DeVito enjoys new challenges and—already a computer buff, with a special, newly installed line at his house for connecting at high speed to the World Wide Web—his newest interest is mastering the Internet, for which Jersey Films is now developing its own Web page.
"You can't beat it as a movie marketing tool, as an information tool," he says. "I'd love to be able to go on-line when we're making a movie and tell people what's going on behind the scenes. What a way to build an audience."
DeVito has six computers at home—three belong to his children, Lucy, now 13; Gracie, 11; and Jake, 9—and he says he spends about an hour a day "surfing the Net." A devoted father, he increasingly tries to avoid going out of town unless he can take the family with him; when he is on location, he takes his laptop and digital camera and sends photographs to his children by computer: "Here's me. Here's my hotel room in Australia. This is the view from my balcony at night."
He's very serious about, and very protective of, his children. Always has been. "My dad told me that my baby sister died at one month after she was exposed to someone who came to the house with whooping cough," he recalls. "When I had my first baby, I wouldn't let anyone but Rhea near her for two weeks. Our relatives were up in arms. But I stuck to it and Rhea backed me up."
Are his children equally protective of him? How do they feel about his cigars, for example? "They question me about them. It's a real tough subject to talk about with your kids. They don't want you to be hurt. They want to protect you. So I explain about how you don't inhale cigars." He also tells them that cigars aren't addictive and that he doesn't smoke that many of them.
At home, DeVito says, he avoids smoking in or near the children's bedrooms and tries to smoke only on the patios or his screening room or smoking room, "although I sometimes fire up at the dinner table after a dinner party when I just can't move."

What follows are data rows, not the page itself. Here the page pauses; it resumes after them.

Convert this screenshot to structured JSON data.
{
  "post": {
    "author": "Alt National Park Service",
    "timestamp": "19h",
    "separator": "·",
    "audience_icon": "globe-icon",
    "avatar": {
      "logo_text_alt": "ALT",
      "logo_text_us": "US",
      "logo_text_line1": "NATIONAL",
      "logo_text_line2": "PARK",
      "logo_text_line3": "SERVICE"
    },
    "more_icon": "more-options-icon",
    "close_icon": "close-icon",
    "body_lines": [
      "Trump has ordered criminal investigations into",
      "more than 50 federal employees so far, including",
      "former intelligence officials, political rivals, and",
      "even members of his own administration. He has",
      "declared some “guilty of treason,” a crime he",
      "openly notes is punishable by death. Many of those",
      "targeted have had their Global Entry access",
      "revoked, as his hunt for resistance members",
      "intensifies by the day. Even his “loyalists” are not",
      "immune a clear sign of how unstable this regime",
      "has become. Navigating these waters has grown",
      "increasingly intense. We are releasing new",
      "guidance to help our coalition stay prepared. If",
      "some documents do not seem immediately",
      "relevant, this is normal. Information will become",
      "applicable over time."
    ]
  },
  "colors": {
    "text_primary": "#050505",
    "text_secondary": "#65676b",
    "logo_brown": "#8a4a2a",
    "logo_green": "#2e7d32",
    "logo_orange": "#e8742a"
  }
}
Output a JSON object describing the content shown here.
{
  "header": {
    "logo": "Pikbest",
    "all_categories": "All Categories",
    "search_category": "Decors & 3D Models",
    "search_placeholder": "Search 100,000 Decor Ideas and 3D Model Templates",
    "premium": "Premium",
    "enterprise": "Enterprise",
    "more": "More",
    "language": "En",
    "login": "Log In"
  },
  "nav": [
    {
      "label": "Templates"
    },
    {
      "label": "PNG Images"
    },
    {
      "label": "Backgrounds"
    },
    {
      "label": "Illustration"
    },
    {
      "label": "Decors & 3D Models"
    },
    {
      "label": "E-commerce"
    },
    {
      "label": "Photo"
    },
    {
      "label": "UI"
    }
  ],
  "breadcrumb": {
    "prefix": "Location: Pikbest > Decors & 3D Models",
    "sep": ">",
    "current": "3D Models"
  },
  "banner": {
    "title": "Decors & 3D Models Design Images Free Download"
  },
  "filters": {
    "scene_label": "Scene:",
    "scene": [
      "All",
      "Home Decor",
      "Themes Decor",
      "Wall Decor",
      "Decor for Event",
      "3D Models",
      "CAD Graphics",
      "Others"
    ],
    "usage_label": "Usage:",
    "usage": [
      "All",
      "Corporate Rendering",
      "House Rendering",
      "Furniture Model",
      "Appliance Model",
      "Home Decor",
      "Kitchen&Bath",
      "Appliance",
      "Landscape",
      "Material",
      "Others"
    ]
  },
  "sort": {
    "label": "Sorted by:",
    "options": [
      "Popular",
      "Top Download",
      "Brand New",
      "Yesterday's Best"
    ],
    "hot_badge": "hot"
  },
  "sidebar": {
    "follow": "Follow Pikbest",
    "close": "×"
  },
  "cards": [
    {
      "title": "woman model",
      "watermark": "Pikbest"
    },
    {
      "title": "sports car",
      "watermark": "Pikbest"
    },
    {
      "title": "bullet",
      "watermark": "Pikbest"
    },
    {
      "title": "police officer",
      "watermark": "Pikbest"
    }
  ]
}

He laughs and stands for only the second time in the two hours he's been talking. We walk across the patio, into his screening room and down a narrow, winding stairway to the smoking room. It's paneled with dark wood and filled with overstuffed furniture and more than a dozen ashtrays. He opens a medium-sized humidor—"I have three of them, plus a couple of traveling humidors"—and lights up an Hoyo de Monterrey robusto.
"What I really like," he says, "is to sit with a bunch of guys and have a nice meal and smoke a few cigars." But his rhapsodizing is interrupted by a phone call; it's his wife and occasional co-star. Perlman, who won four Emmys for her portrayal of Carla, the wisecracking waitress in "Cheers," is calling from the set of "Pearl," the new CBS sitcom that she co-produces and stars in as a middle-aged college student opposite Malcolm McDowell, who plays the snooty Professor Pynchon. (Educating Rita comes to prime time.) DeVito and Perlman swap reports on their day's activities—"I'm a man of leisure this week," DeVito says—and he laughs repeatedly at her account of life in episodic television. Then, a man of leisure indeed, he strolls back to the sofa, takes a deep drag on his cigar, smiles beatifically and says, "This is the life, huh?"
David Shaw, the Pulitzer Prize-winning media critic for the Los Angeles Times, is the author of The Pleasure Police: How Bluenose Busybodies and Lily-Livered Alarmists Are Taking All the Fun Out of Life (Doubleday, 1996).